After picking up more quarter round we laid everything out
Our idea was to attach the quarter round to the outside edge first, then tile the outside face. By tiling the edge first we made sure that the line on the top was straight and even
See that middle quarter round sliding out of place? Yeah, it was a bitch to make sure that didn't happen ALL THE TIME. So to help hold it up we tiled the front face as we went along
We quickly got to the corner where we had a complete mind fuck trying to figure out what the hell to cut the two quarter rounds at to create a seamless transition
Now, normally I'm the good one with angles and spatial arrangement and so we leave those tasks to me, but my brain could not wrap around this one (I blame it on pregnancy brain to make myself feel better). The whole thing was complicated by the curve of the quarter round. Normally you can just split the angle, but this was NOT that easy. There was a lot of time messing around with the tile saw trying to figure things out
Finally after about 45 minutes we figured it out. I mean, Chris figured it out. And I would be a good blogger if I could explain to you what 2 angles we had to cut into each piece of bullnose, but I still don't really get it, so we'll just move on...
edit by chris: It came down to bisecting both the miter and bevel angles (a compound miter cut). The neo angle on the shower is a 45 degree angle made up with two 22.5 degree cuts. I cut a piece of scrap plywood to 11.25-ish degrees to get that angle. Then I tilted the blade to 22.5 degrees to bisect the 45 degree bevel that the bullnose rests on. Easy peasy. Just took 45 minutes to get it all setup and figured out. :)
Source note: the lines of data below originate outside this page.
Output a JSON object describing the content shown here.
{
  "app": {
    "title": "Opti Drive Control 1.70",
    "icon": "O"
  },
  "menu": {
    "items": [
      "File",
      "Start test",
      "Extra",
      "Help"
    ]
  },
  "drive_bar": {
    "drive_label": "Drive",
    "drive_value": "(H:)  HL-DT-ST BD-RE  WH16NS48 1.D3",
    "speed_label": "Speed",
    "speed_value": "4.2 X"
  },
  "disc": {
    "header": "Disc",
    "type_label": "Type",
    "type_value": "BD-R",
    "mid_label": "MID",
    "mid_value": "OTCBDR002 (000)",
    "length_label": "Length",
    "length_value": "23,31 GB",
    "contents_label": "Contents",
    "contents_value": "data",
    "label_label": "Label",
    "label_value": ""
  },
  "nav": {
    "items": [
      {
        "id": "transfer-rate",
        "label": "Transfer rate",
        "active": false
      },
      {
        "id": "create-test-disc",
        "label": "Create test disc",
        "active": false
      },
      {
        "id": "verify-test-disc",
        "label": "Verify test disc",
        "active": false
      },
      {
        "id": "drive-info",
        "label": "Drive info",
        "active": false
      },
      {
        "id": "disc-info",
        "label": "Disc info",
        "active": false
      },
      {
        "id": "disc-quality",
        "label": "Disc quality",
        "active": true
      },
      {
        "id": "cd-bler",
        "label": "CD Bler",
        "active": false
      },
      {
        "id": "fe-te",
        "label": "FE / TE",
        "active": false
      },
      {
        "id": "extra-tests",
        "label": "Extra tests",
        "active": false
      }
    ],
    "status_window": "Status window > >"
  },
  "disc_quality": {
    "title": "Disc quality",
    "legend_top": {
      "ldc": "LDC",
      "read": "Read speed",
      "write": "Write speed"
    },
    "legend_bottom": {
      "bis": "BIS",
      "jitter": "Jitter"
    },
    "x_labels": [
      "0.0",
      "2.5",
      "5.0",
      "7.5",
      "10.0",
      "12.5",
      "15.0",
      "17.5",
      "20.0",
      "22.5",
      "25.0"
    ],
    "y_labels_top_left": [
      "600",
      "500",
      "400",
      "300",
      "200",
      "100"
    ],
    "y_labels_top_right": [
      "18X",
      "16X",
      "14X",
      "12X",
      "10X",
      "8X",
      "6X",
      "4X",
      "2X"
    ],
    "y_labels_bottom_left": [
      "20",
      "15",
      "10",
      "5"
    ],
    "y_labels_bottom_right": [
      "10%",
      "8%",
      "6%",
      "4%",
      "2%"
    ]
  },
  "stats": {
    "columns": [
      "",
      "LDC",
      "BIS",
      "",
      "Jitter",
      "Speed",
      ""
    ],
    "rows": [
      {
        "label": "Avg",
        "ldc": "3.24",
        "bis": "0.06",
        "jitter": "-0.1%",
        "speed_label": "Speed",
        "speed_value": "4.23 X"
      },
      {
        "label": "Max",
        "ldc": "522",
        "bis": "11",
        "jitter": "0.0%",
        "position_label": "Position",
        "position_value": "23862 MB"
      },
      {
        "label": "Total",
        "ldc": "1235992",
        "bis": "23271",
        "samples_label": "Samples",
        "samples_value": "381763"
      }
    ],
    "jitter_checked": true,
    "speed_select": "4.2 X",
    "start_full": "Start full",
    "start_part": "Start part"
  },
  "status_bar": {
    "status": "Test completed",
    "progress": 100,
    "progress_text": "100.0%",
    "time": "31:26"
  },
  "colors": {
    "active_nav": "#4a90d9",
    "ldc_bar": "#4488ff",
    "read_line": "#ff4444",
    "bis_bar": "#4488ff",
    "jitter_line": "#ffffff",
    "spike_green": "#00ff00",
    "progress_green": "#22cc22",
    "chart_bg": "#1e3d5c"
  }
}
We got to this point at lunchtime
And then Chris said, "I wish we had run the tiles horizontally." We thought about it during lunch, came back, still thought the same thing and then ripped off all the tiles
And then started again
It took about an hour or 90 minutes to get caught up the the same point, but I think it looks a lot better and that Chris was totally right. By running them horizontally it continues the same pattern as the wall so it doesn't stick out as much.
Once the right and center faces were complete, we moved on to the last outside edge and face
That outside edge took a decent amount of time because the spacers kept falling out, things weren't lining up (the mud job underneath has to be perfectly rounded to make things really nice and easy), and so there may have been a lot of cussing involved, but in the end it looks very nice
Now that all the outside edges and faces were done, we moved on to the inside edge. For the same reason we wanted the inside edge tiled first so that the top tiles would be laid straight and even
Again, it was slow going being so precise and accurate. We had to make sure that the pitch from outside edge to inside edge was correct so that water doesn't sit on top of the curb, but instead runs into the shower pan
And that's where things stopped. Knees were achy, patience had run out, and our thinset was getting pretty thick and spent. I knew the curb would be hard, but I had no idea it would be so anger inducing. The good news is that we only have the inside face and top left to do
And hopefully that goes a lot faster. And hopefully our achy knees will be a lot less angry with us.